Our WRF modeling study supports the hypothesis that higher than usual for early September Sea Surface Temperatures (SSTs) in GC significantly enhanced the intensity of Norbert and influenced the rainfall rates and the intensity of the flash flood. In particular, the onset of the heavy rainfall occurs after the SSTs exceeded 29oC. Here we explore this idea in a modeling context using the WRF to simulate the 2014 Arizona flood. To test this hypothesis, we investigate boundary layer and the atmospheric circulation in Arizona before and during the heavy rain events. Both the boundary layer water content and CAPE over Maricopa County, and the atmospheric circulation over Arizona changed dramatically over the course of the numerical simulations. WRF ARW (Advanced Research WRF model) successfully simulated the boundary layer properties and CAPE during the flood. The simulated Norbert moisture movement triggers strong winds, damaging rain, and thunderstorms for several days across Arizona. These are serious life and aviation hazards.

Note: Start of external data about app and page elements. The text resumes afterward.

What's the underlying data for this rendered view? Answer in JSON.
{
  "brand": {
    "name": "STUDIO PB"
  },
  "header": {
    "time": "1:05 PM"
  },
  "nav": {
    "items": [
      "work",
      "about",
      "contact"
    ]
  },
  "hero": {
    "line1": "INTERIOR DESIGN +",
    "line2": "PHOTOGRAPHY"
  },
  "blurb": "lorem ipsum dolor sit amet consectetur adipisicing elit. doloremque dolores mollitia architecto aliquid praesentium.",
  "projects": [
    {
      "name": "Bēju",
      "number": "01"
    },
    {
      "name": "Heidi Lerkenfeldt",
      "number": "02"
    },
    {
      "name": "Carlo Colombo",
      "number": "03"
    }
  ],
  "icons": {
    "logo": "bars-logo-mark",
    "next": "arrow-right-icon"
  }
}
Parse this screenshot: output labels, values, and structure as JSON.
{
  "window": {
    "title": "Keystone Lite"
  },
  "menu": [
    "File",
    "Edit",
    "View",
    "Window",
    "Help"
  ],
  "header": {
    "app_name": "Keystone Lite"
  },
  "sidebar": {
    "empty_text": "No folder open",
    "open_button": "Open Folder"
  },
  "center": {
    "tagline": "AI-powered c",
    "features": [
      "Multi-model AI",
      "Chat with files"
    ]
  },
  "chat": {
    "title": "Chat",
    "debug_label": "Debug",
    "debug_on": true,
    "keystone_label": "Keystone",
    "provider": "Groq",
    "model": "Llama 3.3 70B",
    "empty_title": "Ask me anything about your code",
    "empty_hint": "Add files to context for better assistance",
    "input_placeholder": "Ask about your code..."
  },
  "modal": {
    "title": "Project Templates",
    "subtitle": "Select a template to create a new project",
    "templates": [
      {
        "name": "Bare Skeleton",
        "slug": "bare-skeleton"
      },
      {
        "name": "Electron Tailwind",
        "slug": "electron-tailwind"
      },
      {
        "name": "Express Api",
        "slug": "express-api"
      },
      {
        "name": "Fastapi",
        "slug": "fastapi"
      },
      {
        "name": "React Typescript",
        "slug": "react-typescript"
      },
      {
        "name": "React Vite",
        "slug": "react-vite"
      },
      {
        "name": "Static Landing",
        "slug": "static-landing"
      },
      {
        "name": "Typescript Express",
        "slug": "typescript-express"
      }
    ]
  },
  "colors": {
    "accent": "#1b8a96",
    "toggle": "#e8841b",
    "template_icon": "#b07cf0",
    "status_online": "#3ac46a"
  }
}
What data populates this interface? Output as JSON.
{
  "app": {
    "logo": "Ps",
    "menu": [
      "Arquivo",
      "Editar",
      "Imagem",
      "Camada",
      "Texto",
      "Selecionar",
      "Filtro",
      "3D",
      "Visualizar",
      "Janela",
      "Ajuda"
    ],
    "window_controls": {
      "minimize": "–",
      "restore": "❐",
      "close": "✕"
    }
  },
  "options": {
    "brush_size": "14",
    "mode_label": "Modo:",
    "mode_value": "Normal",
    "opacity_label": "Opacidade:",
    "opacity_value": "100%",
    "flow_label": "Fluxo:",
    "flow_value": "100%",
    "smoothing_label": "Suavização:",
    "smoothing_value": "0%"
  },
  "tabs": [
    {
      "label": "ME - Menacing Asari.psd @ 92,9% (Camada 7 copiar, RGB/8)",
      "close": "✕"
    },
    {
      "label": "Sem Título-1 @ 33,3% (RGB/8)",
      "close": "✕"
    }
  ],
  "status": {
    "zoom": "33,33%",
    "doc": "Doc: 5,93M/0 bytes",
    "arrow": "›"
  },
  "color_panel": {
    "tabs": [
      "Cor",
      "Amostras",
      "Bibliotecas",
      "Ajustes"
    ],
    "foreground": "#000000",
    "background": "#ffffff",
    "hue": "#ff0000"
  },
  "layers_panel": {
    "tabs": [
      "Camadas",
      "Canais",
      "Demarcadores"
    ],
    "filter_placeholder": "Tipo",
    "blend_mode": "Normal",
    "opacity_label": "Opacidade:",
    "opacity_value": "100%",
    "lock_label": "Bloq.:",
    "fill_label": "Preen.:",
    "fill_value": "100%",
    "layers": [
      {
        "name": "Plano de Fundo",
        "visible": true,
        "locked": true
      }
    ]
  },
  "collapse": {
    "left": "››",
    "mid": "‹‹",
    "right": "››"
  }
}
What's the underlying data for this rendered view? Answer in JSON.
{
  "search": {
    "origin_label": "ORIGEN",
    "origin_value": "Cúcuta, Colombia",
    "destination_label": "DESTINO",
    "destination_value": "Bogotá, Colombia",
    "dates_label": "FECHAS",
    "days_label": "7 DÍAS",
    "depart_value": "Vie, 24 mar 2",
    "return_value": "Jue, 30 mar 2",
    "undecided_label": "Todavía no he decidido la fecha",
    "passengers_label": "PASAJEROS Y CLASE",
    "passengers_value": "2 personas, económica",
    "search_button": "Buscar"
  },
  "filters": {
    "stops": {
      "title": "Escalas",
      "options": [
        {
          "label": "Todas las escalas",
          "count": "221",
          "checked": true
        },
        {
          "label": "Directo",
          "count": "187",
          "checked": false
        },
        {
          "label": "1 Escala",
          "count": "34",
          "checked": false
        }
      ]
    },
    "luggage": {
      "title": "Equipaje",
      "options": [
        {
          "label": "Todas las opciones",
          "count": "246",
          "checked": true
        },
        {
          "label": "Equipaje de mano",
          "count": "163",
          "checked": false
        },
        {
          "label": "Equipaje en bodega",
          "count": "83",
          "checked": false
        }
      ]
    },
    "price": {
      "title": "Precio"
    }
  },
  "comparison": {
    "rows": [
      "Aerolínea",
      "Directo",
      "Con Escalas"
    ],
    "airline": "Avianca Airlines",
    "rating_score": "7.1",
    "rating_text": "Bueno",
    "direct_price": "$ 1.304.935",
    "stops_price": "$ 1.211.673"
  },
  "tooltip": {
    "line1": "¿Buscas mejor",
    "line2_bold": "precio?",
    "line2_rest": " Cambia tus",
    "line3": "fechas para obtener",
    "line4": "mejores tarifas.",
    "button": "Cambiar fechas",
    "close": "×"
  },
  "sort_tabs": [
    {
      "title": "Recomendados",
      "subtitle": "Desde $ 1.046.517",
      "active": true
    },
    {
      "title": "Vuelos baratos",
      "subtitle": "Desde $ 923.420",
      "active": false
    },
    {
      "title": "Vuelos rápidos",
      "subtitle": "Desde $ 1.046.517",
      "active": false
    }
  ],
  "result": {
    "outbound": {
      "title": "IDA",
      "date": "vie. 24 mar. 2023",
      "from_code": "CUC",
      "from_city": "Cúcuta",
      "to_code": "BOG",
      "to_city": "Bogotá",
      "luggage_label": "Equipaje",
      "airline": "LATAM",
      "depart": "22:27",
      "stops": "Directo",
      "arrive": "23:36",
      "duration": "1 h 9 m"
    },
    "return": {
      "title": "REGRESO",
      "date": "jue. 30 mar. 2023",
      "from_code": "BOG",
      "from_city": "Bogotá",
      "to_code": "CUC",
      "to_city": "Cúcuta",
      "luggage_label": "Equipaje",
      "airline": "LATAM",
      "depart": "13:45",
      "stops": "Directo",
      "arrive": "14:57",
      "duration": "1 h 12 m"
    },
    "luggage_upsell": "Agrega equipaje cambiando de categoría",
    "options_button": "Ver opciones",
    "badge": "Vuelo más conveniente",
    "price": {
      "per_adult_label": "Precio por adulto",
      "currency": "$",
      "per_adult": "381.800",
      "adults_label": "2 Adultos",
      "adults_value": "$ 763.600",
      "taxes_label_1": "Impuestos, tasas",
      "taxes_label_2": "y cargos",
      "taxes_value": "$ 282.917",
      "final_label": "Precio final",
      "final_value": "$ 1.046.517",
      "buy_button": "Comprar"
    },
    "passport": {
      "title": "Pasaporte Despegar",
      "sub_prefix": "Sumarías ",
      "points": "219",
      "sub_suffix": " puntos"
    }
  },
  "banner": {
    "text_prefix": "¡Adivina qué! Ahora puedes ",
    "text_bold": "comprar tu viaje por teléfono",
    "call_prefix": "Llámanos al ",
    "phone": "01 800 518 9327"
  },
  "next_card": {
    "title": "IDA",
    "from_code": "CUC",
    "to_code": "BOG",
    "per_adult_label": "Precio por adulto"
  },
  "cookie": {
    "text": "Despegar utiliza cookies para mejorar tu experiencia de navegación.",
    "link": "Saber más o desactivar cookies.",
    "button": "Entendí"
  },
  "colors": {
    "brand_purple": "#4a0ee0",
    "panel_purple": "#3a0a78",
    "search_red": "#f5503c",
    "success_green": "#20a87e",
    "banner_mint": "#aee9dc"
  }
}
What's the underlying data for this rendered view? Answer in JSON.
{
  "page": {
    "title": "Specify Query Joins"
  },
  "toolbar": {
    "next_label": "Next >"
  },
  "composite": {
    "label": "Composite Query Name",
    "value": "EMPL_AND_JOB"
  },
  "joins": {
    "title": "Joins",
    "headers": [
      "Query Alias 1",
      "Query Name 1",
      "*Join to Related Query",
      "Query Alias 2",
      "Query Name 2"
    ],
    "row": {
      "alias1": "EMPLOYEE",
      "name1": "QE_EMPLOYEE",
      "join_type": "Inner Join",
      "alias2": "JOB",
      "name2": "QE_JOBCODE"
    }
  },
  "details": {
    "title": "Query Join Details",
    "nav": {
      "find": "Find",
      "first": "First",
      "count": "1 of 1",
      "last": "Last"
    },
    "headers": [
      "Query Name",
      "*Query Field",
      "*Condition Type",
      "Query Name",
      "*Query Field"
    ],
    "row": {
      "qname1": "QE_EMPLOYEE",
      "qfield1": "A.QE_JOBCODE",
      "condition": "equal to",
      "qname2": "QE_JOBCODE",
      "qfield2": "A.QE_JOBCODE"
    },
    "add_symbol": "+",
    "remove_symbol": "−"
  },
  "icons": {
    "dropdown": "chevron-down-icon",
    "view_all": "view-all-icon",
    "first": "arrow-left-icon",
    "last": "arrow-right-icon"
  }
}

After analyzing the predicted evolution of the monsoonal boundary layer properties, and the impact of Hurricane Norbert in numerous WRF simulations, a new understanding emerges as to how the lower atmosphere over the GC interacts with the remnants of hurricane moisture to enhance dramatically the monsoon rainfall. A boundary layer parameterization having high vertical resolution with an accurate treatment of physical processes appears essential for capturing accurately the flood event.